TASK DETAILS:
Which lines in the records below contain the word "kind"? Copy each of them.

[Stored entries]
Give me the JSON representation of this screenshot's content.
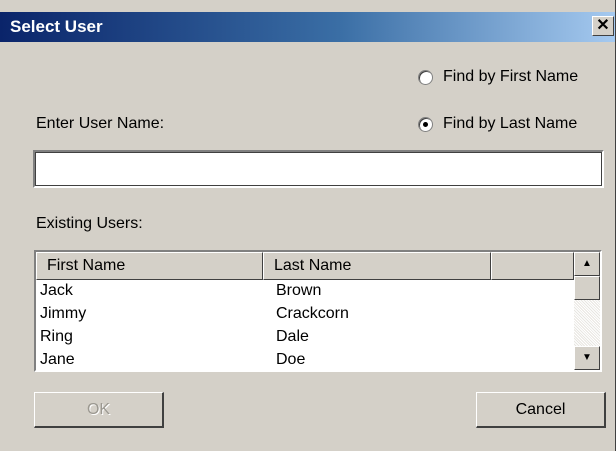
{
  "window": {
    "title": "Select User",
    "close_glyph": "✕"
  },
  "search_mode": {
    "options": [
      {
        "label": "Find by First Name",
        "checked": false
      },
      {
        "label": "Find by Last Name",
        "checked": true
      }
    ]
  },
  "user_name": {
    "label": "Enter User Name:",
    "value": ""
  },
  "existing_users": {
    "label": "Existing Users:",
    "columns": [
      "First Name",
      "Last Name",
      ""
    ],
    "rows": [
      {
        "first": "Jack",
        "last": "Brown"
      },
      {
        "first": "Jimmy",
        "last": "Crackcorn"
      },
      {
        "first": "Ring",
        "last": "Dale"
      },
      {
        "first": "Jane",
        "last": "Doe"
      }
    ]
  },
  "buttons": {
    "ok": "OK",
    "cancel": "Cancel"
  },
  "icons": {
    "scroll_up": "scroll-up-arrow-icon",
    "scroll_down": "scroll-down-arrow-icon"
  }
}
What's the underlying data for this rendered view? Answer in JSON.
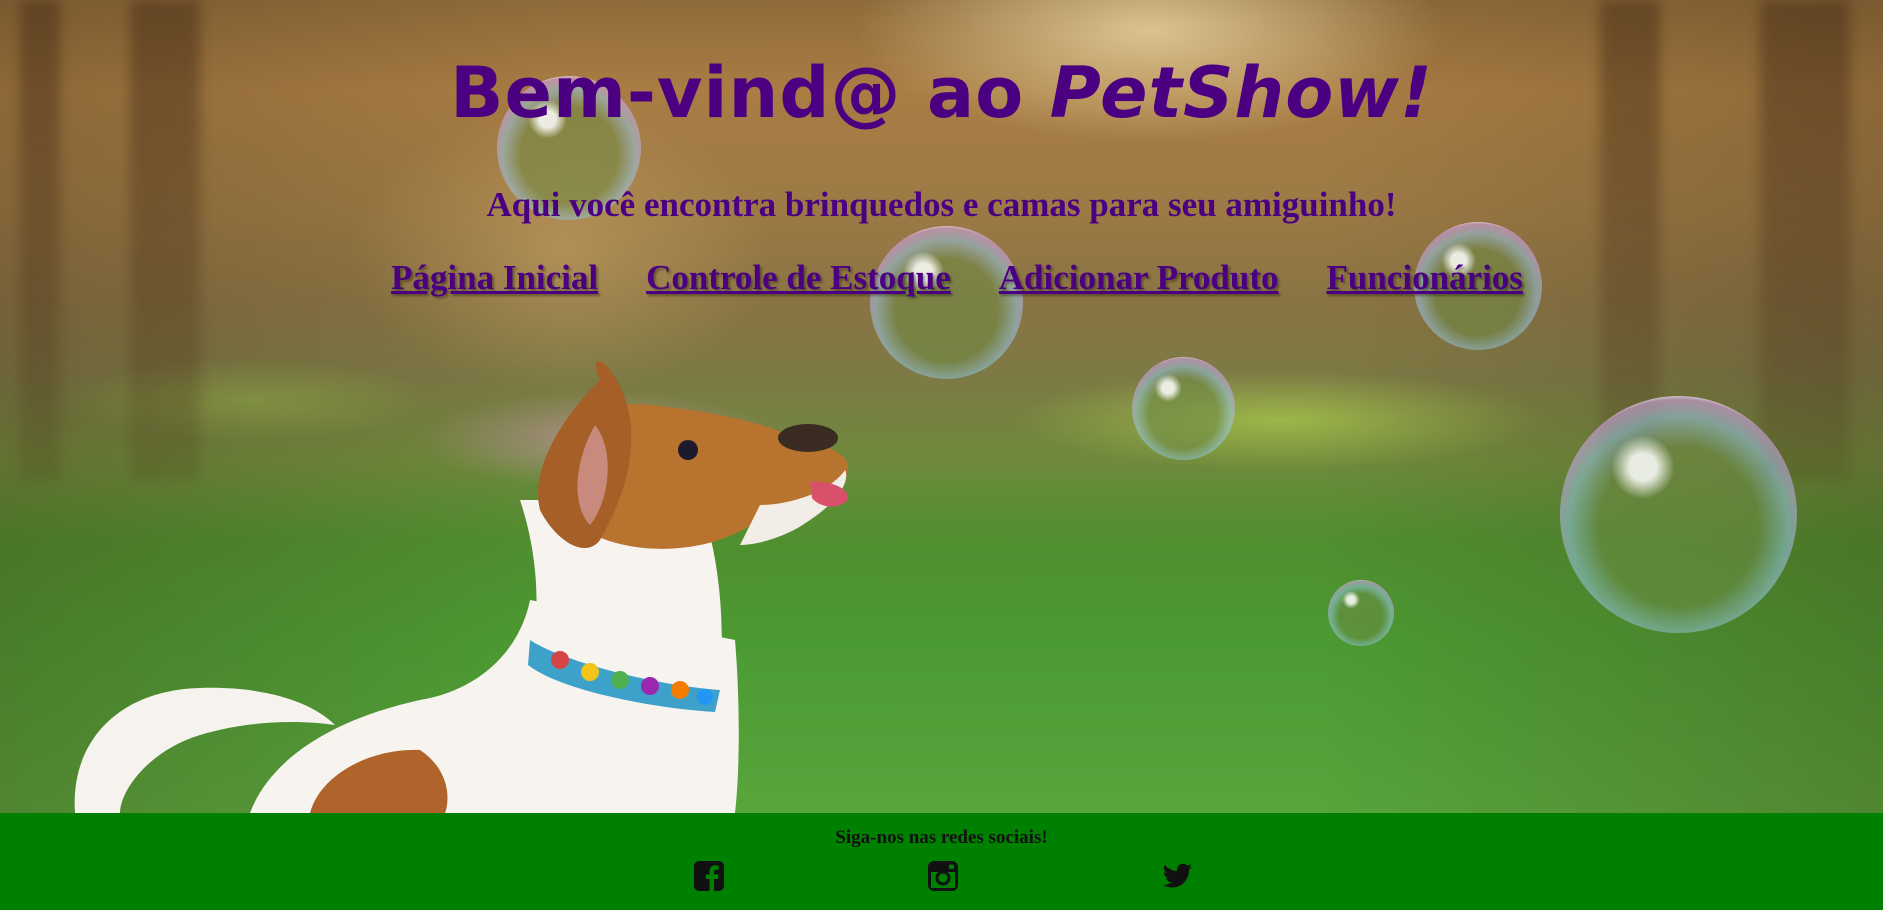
{
  "header": {
    "title_prefix": "Bem-vind@ ao ",
    "title_brand": "PetShow!",
    "subtitle": "Aqui você encontra brinquedos e camas para seu amiguinho!"
  },
  "nav": {
    "items": [
      {
        "label": "Página Inicial"
      },
      {
        "label": "Controle de Estoque"
      },
      {
        "label": "Adicionar Produto"
      },
      {
        "label": "Funcionários"
      }
    ]
  },
  "footer": {
    "text": "Siga-nos nas redes sociais!",
    "social": [
      {
        "icon": "facebook-icon"
      },
      {
        "icon": "instagram-icon"
      },
      {
        "icon": "twitter-icon"
      }
    ]
  },
  "colors": {
    "heading": "#4b0082",
    "footer_bg": "#008000",
    "footer_text": "#111111"
  }
}
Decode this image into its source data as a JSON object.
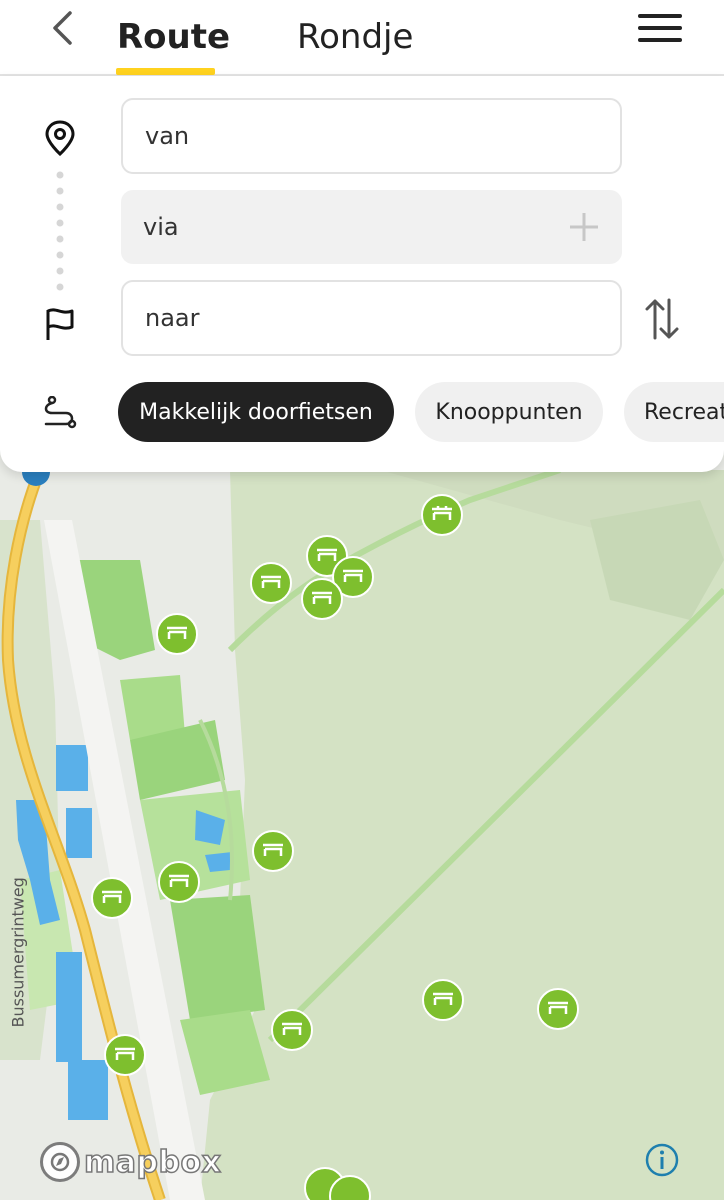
{
  "header": {
    "back_icon": "chevron-left-icon",
    "tabs": [
      {
        "label": "Route",
        "active": true
      },
      {
        "label": "Rondje",
        "active": false
      }
    ],
    "menu_icon": "hamburger-menu-icon",
    "accent_color": "#ffd21f"
  },
  "planner": {
    "from_placeholder": "van",
    "via_placeholder": "via",
    "to_placeholder": "naar",
    "start_icon": "location-pin-icon",
    "end_icon": "flag-icon",
    "add_icon": "plus-icon",
    "swap_icon": "swap-vertical-icon"
  },
  "profiles": {
    "icon": "route-icon",
    "chips": [
      {
        "label": "Makkelijk doorfietsen",
        "active": true
      },
      {
        "label": "Knooppunten",
        "active": false
      },
      {
        "label": "Recreat",
        "active": false
      }
    ]
  },
  "map": {
    "road_label": "Bussumergrintweg",
    "attribution": "mapbox",
    "info_icon": "info-icon",
    "marker_icon": "picnic-bench-icon",
    "colors": {
      "forest": "#d4e2c4",
      "park": "#9ad47c",
      "water": "#5ab0e9",
      "road": "#f3c24f",
      "marker": "#7ebf2e"
    }
  }
}
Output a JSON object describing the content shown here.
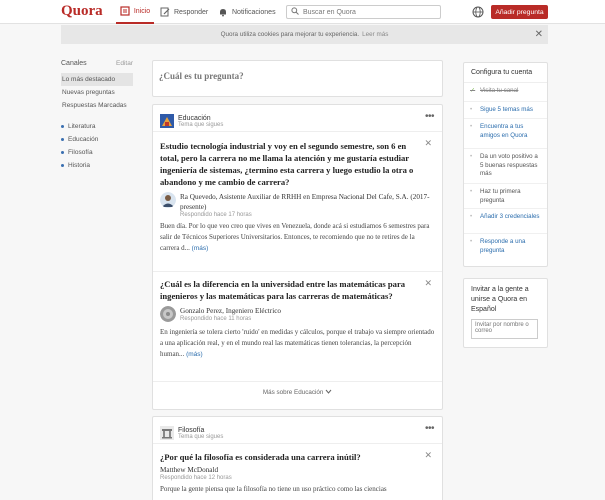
{
  "header": {
    "logo": "Quora",
    "nav": [
      {
        "label": "Inicio"
      },
      {
        "label": "Responder"
      },
      {
        "label": "Notificaciones"
      }
    ],
    "search_placeholder": "Buscar en Quora",
    "ask_button": "Añadir pregunta",
    "accent": "#b92b27"
  },
  "cookie": {
    "text": "Quora utiliza cookies para mejorar tu experiencia.",
    "link": "Leer más",
    "close": "✕"
  },
  "sidebar": {
    "title": "Canales",
    "edit": "Editar",
    "items": [
      {
        "label": "Lo más destacado"
      },
      {
        "label": "Nuevas preguntas"
      },
      {
        "label": "Respuestas Marcadas"
      }
    ],
    "topics": [
      {
        "label": "Literatura"
      },
      {
        "label": "Educación"
      },
      {
        "label": "Filosofía"
      },
      {
        "label": "Historia"
      }
    ]
  },
  "feed": {
    "ask_prompt": "¿Cuál es tu pregunta?",
    "cards": [
      {
        "topic": "Educación",
        "topic_sub": "Tema que sigues",
        "more_label": "Más sobre Educación",
        "questions": [
          {
            "title": "Estudio tecnología industrial y voy en el segundo semestre, son 6 en total, pero la carrera no me llama la atención y me gustaría estudiar ingeniería de sistemas, ¿termino esta carrera y luego estudio la otra o abandono y me cambio de carrera?",
            "author": "Ra Quevedo, Asistente Auxiliar de RRHH en Empresa Nacional Del Cafe, S.A. (2017-presente)",
            "time": "Respondido hace 17 horas",
            "answer": "Buen día. Por lo que veo creo que vives en Venezuela, donde acá si estudiamos 6 semestres para salir de Técnicos Superiores Universitarios. Entonces, te recomiendo que no te retires de la carrera d...",
            "more": "(más)"
          },
          {
            "title": "¿Cuál es la diferencia en la universidad entre las matemáticas para ingenieros y las matemáticas para las carreras de matemáticas?",
            "author": "Gonzalo Perez, Ingeniero Eléctrico",
            "time": "Respondido hace 11 horas",
            "answer": "En ingeniería se tolera cierto 'ruido' en medidas y cálculos, porque el trabajo va siempre orientado a una aplicación real, y en el mundo real las matemáticas tienen tolerancias, la percepción human...",
            "more": "(más)"
          }
        ]
      },
      {
        "topic": "Filosofía",
        "topic_sub": "Tema que sigues",
        "questions": [
          {
            "title": "¿Por qué la filosofía es considerada una carrera inútil?",
            "author": "Matthew McDonald",
            "time": "Respondido hace 12 horas",
            "answer": "Porque la gente piensa que la filosofía no tiene un uso práctico como las ciencias"
          }
        ]
      }
    ]
  },
  "right": {
    "setup_title": "Configura tu cuenta",
    "steps": [
      {
        "label": "Visita tu canal",
        "done": true
      },
      {
        "label": "Sigue 5 temas más",
        "done": false
      },
      {
        "label": "Encuentra a tus amigos en Quora",
        "done": false
      },
      {
        "label": "Da un voto positivo a 5 buenas respuestas más",
        "done": false,
        "plain": true
      },
      {
        "label": "Haz tu primera pregunta",
        "done": false,
        "plain": true
      },
      {
        "label": "Añadir 3 credenciales",
        "done": false
      },
      {
        "label": "Responde a una pregunta",
        "done": false
      }
    ],
    "invite_title": "Invitar a la gente a unirse a Quora en Español",
    "invite_placeholder": "Invitar por nombre o correo"
  }
}
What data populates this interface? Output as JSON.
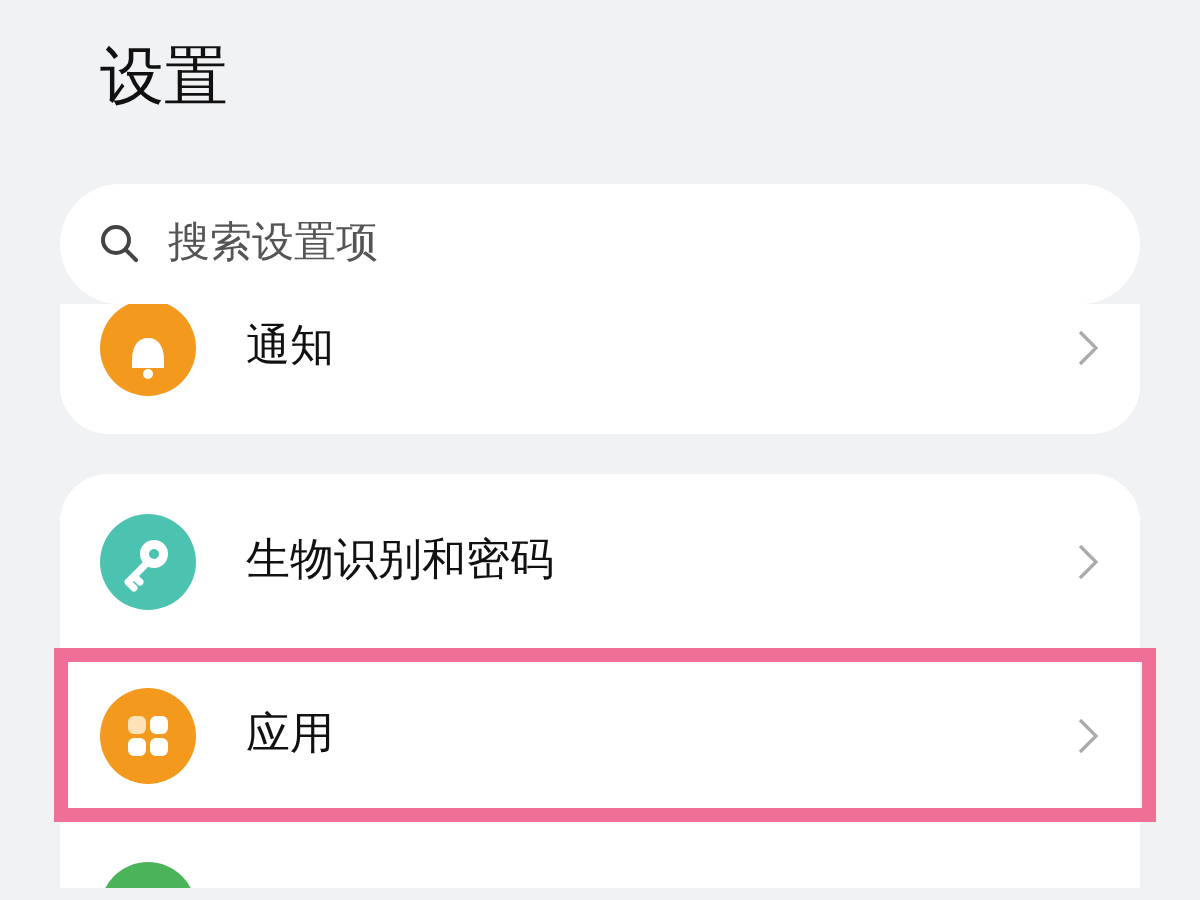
{
  "title": "设置",
  "search": {
    "placeholder": "搜索设置项"
  },
  "groups": [
    {
      "items": [
        {
          "label": "通知",
          "kind": "bell",
          "color": "#f39a1e",
          "highlighted": false
        }
      ]
    },
    {
      "items": [
        {
          "label": "生物识别和密码",
          "kind": "key",
          "color": "#4cc2b0",
          "highlighted": false
        },
        {
          "label": "应用",
          "kind": "apps",
          "color": "#f39a1e",
          "highlighted": true
        },
        {
          "kind": "blank",
          "color": "#4bb45a",
          "highlighted": false
        }
      ]
    }
  ]
}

RESULT:
          "kind": "bell",
          "kind": "key",
          "kind": "apps",
          "kind": "blank",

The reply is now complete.